Every line below needs to be printed again exactly, without any of its pictures.

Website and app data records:
···

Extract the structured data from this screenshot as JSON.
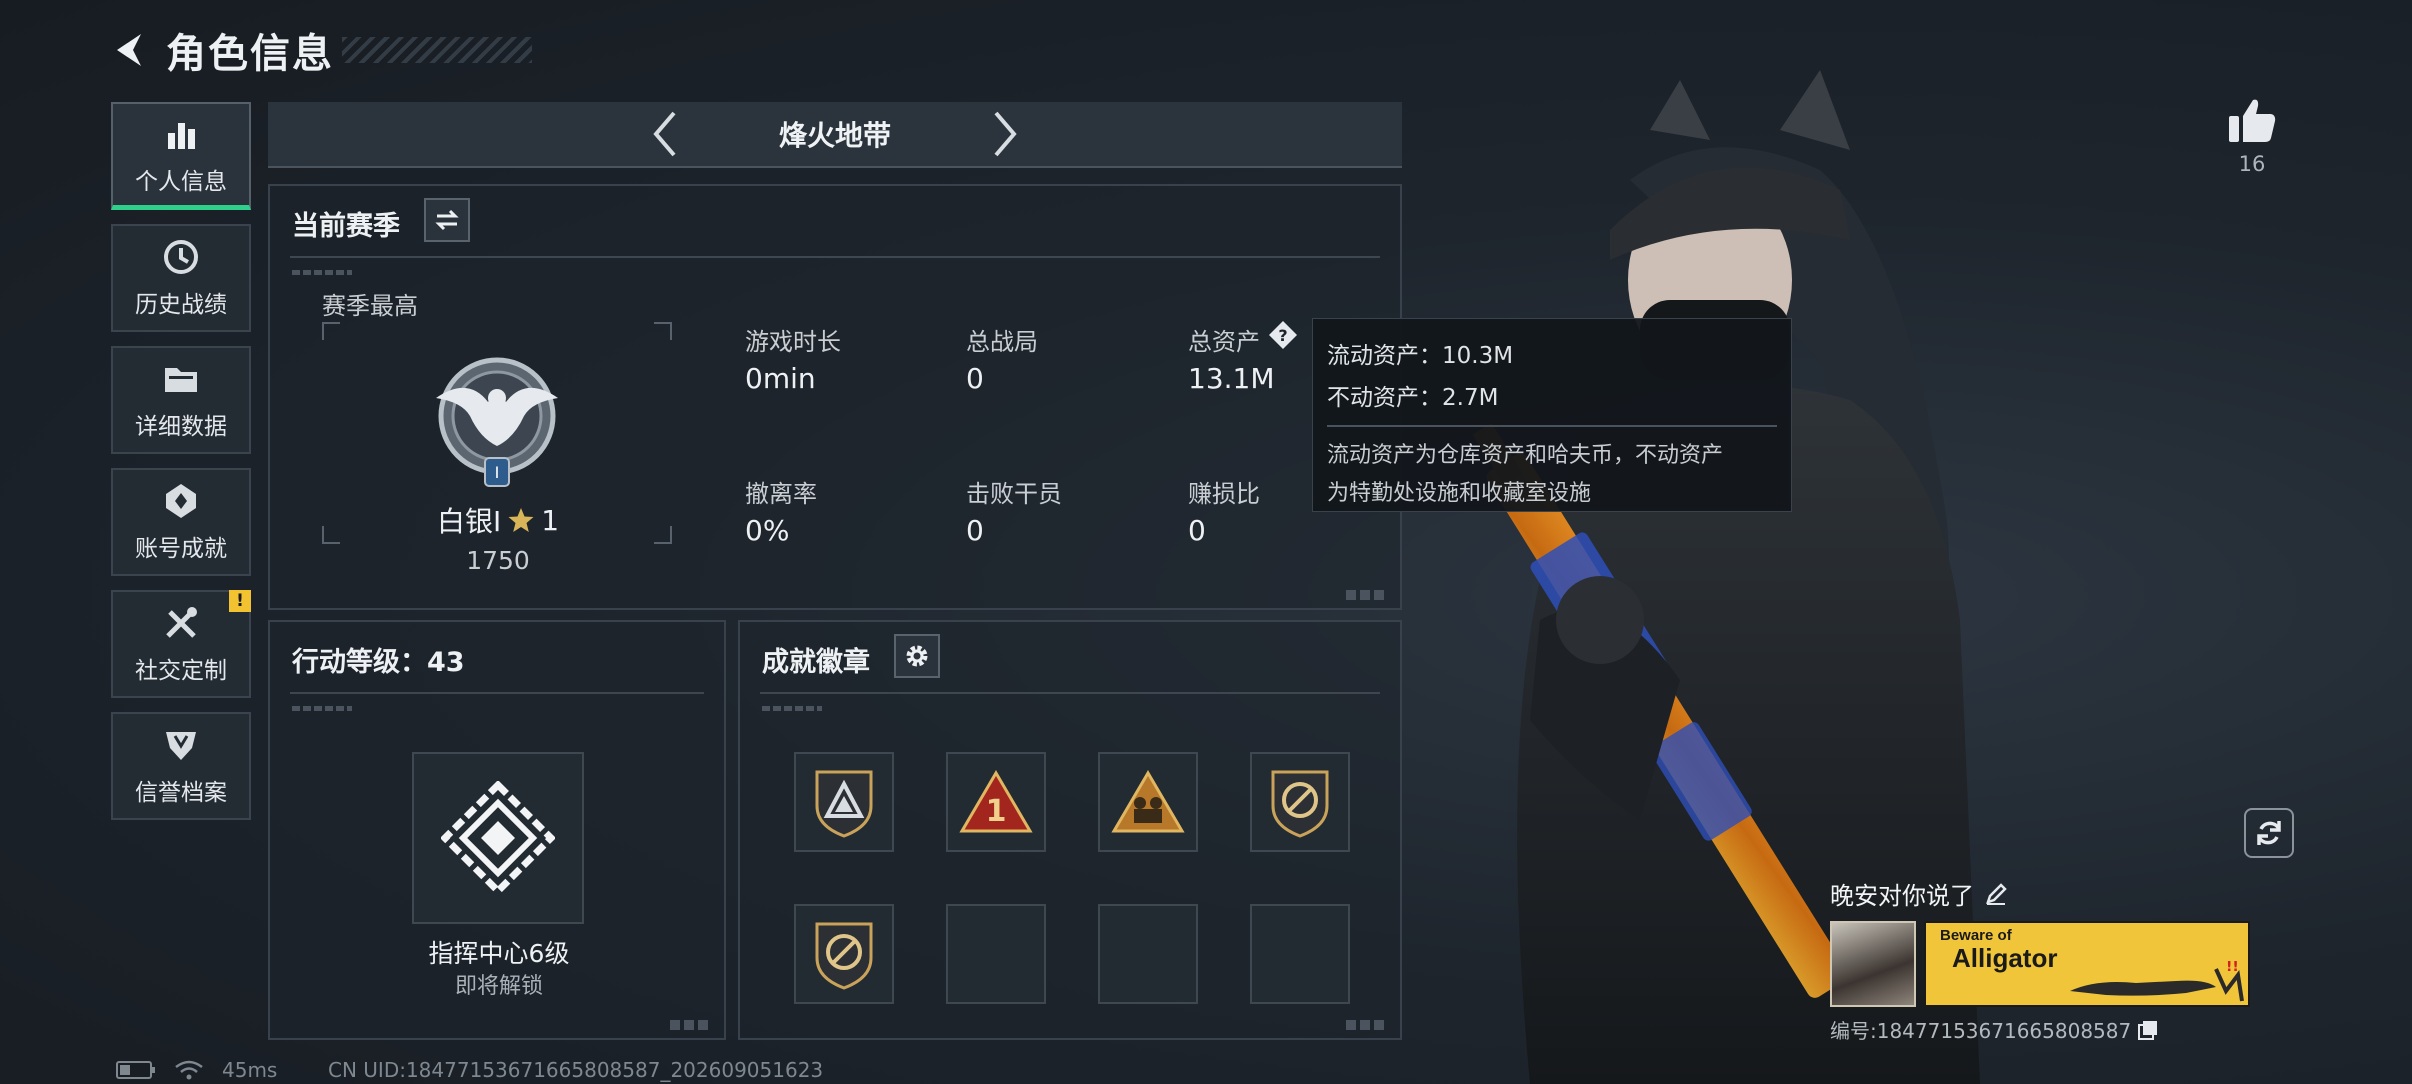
{
  "header": {
    "title": "角色信息",
    "back_icon": "back-arrow-icon"
  },
  "nav": {
    "items": [
      {
        "label": "个人信息",
        "icon": "bar-chart-icon",
        "active": true
      },
      {
        "label": "历史战绩",
        "icon": "history-clock-icon"
      },
      {
        "label": "详细数据",
        "icon": "folder-icon"
      },
      {
        "label": "账号成就",
        "icon": "achievement-badge-icon"
      },
      {
        "label": "社交定制",
        "icon": "tools-icon",
        "badge": "!"
      },
      {
        "label": "信誉档案",
        "icon": "reputation-shield-icon"
      }
    ],
    "active_color": "#2fd08c"
  },
  "mode": {
    "title": "烽火地带"
  },
  "season": {
    "title": "当前赛季",
    "best_label": "赛季最高",
    "rank_name": "白银I",
    "rank_stars": "1",
    "rank_points": "1750",
    "stats": [
      {
        "label": "游戏时长",
        "value": "0min"
      },
      {
        "label": "总战局",
        "value": "0"
      },
      {
        "label": "总资产",
        "value": "13.1M"
      },
      {
        "label": "撤离率",
        "value": "0%"
      },
      {
        "label": "击败干员",
        "value": "0"
      },
      {
        "label": "赚损比",
        "value": "0"
      }
    ]
  },
  "tooltip": {
    "liquid": "流动资产：10.3M",
    "fixed": "不动资产：2.7M",
    "desc_line1": "流动资产为仓库资产和哈夫币，不动资产",
    "desc_line2": "为特勤处设施和收藏室设施"
  },
  "action_level": {
    "title": "行动等级：43",
    "facility_name": "指挥中心6级",
    "facility_status": "即将解锁"
  },
  "badges": {
    "title": "成就徽章",
    "slots": [
      "pyramid-badge",
      "rank-one-badge",
      "squad-badge",
      "blocked-gun-badge",
      "blocked-gun-badge",
      "empty",
      "empty",
      "empty"
    ]
  },
  "social": {
    "like_count": "16",
    "player_name": "晚安对你说了",
    "banner_line1": "Beware of",
    "banner_line2": "Alligator",
    "player_id": "编号:1847715367166580858​7"
  },
  "status": {
    "ping": "45ms",
    "uid": "CN UID:18477153671665808587_202609051623"
  },
  "colors": {
    "accent": "#2fd08c",
    "warning": "#f2c230",
    "banner": "#f0c53a"
  }
}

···

Finished exercise:
Extract the structured data from this screenshot as JSON.
{
  "header": {
    "title": "角色信息",
    "back_icon": "back-arrow-icon"
  },
  "nav": {
    "items": [
      {
        "label": "个人信息",
        "icon": "bar-chart-icon",
        "active": true
      },
      {
        "label": "历史战绩",
        "icon": "history-clock-icon"
      },
      {
        "label": "详细数据",
        "icon": "folder-icon"
      },
      {
        "label": "账号成就",
        "icon": "achievement-badge-icon"
      },
      {
        "label": "社交定制",
        "icon": "tools-icon",
        "badge": "!"
      },
      {
        "label": "信誉档案",
        "icon": "reputation-shield-icon"
      }
    ],
    "active_color": "#2fd08c"
  },
  "mode": {
    "title": "烽火地带"
  },
  "season": {
    "title": "当前赛季",
    "best_label": "赛季最高",
    "rank_name": "白银I",
    "rank_stars": "1",
    "rank_points": "1750",
    "stats": [
      {
        "label": "游戏时长",
        "value": "0min"
      },
      {
        "label": "总战局",
        "value": "0"
      },
      {
        "label": "总资产",
        "value": "13.1M"
      },
      {
        "label": "撤离率",
        "value": "0%"
      },
      {
        "label": "击败干员",
        "value": "0"
      },
      {
        "label": "赚损比",
        "value": "0"
      }
    ]
  },
  "tooltip": {
    "liquid": "流动资产：10.3M",
    "fixed": "不动资产：2.7M",
    "desc_line1": "流动资产为仓库资产和哈夫币，不动资产",
    "desc_line2": "为特勤处设施和收藏室设施"
  },
  "action_level": {
    "title": "行动等级：43",
    "facility_name": "指挥中心6级",
    "facility_status": "即将解锁"
  },
  "badges": {
    "title": "成就徽章",
    "slots": [
      "pyramid-badge",
      "rank-one-badge",
      "squad-badge",
      "blocked-gun-badge",
      "blocked-gun-badge",
      "empty",
      "empty",
      "empty"
    ]
  },
  "social": {
    "like_count": "16",
    "player_name": "晚安对你说了",
    "banner_line1": "Beware of",
    "banner_line2": "Alligator",
    "player_id": "编号:1847715367166580858​7"
  },
  "status": {
    "ping": "45ms",
    "uid": "CN UID:18477153671665808587_202609051623"
  },
  "colors": {
    "accent": "#2fd08c",
    "warning": "#f2c230",
    "banner": "#f0c53a"
  }
}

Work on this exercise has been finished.